$I'(a) = \dfrac{1}{2} \dfrac{\Gamma(a) \Gamma(1/2)}{\Gamma(a+1/2)} \left( \psi(a) - \psi(a+1/2) \right)$

$I'(1/4) = \dfrac{1}{2} \dfrac{\Gamma(1/4) \Gamma(1/2)}{\Gamma(3/4)} \left( \psi(1/4) - \psi(3/4) \right)$

Using Euler's reflection formula. We get

$\Gamma(1/4) \Gamma(3/4) = \dfrac{\pi}{\sin(\pi/4)} = \sqrt{2} \pi \implies \Gamma(3/4) = \dfrac{\sqrt{2} \pi}{\Gamma(1/4)}$

Also, $\psi(1/4) - \psi(3/4) = \pi \cot(3 \pi /4) = - \pi$.

Therefore the required integral evaluates to

$-\sqrt{\dfrac{ \pi}{8}} \left( \Gamma \left(\dfrac{1}{4} \right) \right) ^2$

- 5 years, 7 months ago

Problem 31:

Prove that $\large \lim_{n \rightarrow \infty} \int_{0}^{1} \dfrac{x^n - x^{2n}}{1-x} \, dx = \ln (2).$

###### This problem has been solved by Julian Poon.

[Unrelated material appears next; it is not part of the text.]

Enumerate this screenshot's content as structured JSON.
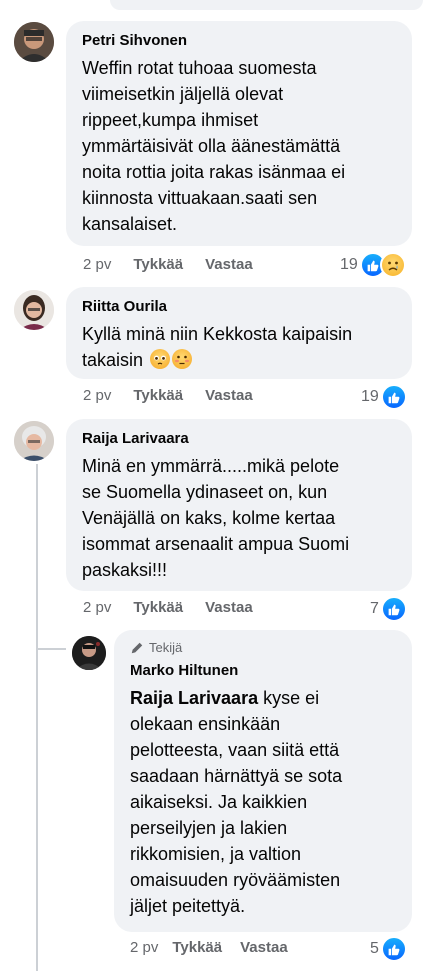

- 5 years, 7 months ago

Using basic concepts in integration:

$\quad\displaystyle\int_0^1\frac{x^n-x^{2n}}{1-x}\mathrm dx=\int_0^1x^n\frac{1-x^n}{1-x}\mathrm dx=\int_0^1x^n\sum_{k=0}^{n-1}x^k\ \mathrm dx=\sum_{k=0}^{n-1}\int_0^1x^{n+k}\ \mathrm dx=\sum_{k=0}^{n-1}\frac1{n+k+1}=\frac1n\sum_{k=1}^{n}\frac1{1+\frac kn}$

Then:

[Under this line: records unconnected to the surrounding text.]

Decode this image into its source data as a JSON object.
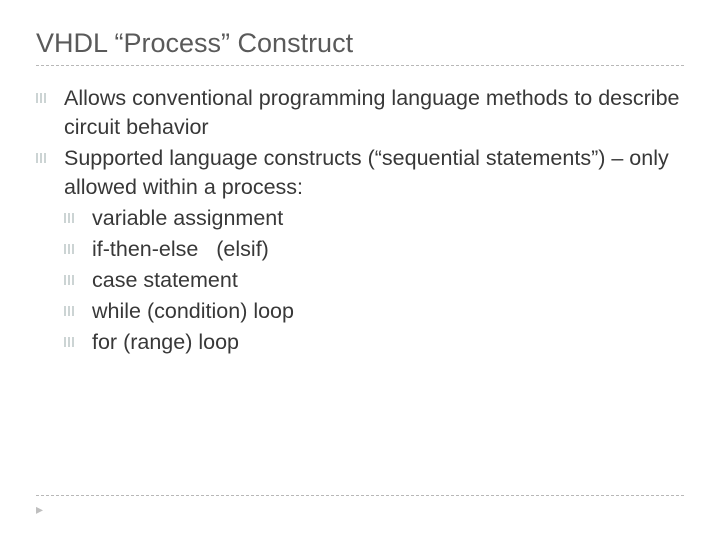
{
  "title": "VHDL “Process” Construct",
  "bullets": [
    {
      "text": "Allows conventional programming language methods to describe circuit behavior"
    },
    {
      "text": "Supported language constructs (“sequential statements”) – only allowed within a process:",
      "sub": [
        "variable assignment",
        "if-then-else   (elsif)",
        "case statement",
        "while (condition) loop",
        "for (range) loop"
      ]
    }
  ],
  "footer_mark": "▸"
}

$\displaystyle\lim_{n\to\infty}\int_0^1\frac{x^n-x^{2n}}{1-x}\mathrm dx=\lim_{n\to\infty}\frac1n\sum_{k=1}^{n}\frac1{1+\frac kn}=\int_0^1\frac1{1+x}\mathrm dx=[\ln(1+x)]_0^1=\ln2$

- 5 years, 7 months ago

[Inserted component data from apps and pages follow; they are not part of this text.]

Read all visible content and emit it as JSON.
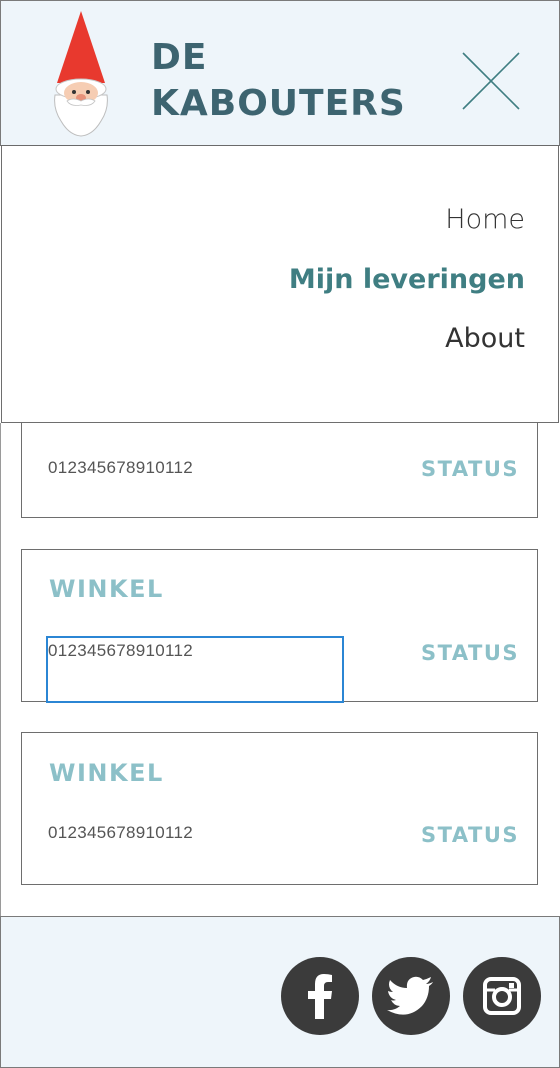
{
  "header": {
    "brand_line1": "DE",
    "brand_line2": "KABOUTERS",
    "logo_icon": "gnome-icon",
    "close_icon": "close-icon"
  },
  "menu": {
    "items": [
      {
        "label": "Home",
        "active": false
      },
      {
        "label": "Mijn leveringen",
        "active": true
      },
      {
        "label": "About",
        "active": false
      }
    ]
  },
  "deliveries": [
    {
      "shop": "",
      "number": "012345678910112",
      "status": "STATUS"
    },
    {
      "shop": "WINKEL",
      "number": "012345678910112",
      "status": "STATUS"
    },
    {
      "shop": "WINKEL",
      "number": "012345678910112",
      "status": "STATUS"
    }
  ],
  "footer": {
    "social": [
      {
        "icon": "facebook-icon"
      },
      {
        "icon": "twitter-icon"
      },
      {
        "icon": "instagram-icon"
      }
    ]
  },
  "colors": {
    "brand": "#3d6470",
    "accent": "#8cc0c8",
    "active_menu": "#3f7e82",
    "header_bg": "#eef5fa",
    "social_bg": "#3b3b3b",
    "focus": "#2b86d4"
  }
}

Substituting $\displaystyle \sum _{ k=0 }^{ \infty }{ x^{ k } } =\frac { 1 }{ 1-x }$
$\int _{ 0 }^{ 1 }{ \sum _{ k=0 }^{ \infty } x^{ k+n }-\sum _{ k=0 }^{ \infty } x^{ k+2n } } dx=\sum _{ k=1 }^{ \infty } \frac { 1 }{ k+n } -\sum _{ k=1 }^{ \infty } \frac { 1 }{ k+2n }$
$={ H }_{ 2n }-{ H }_{ n }=\ln(2)$
The last step is from the approximation $H_n=\gamma+\ln(n)$ as $n\to \infty$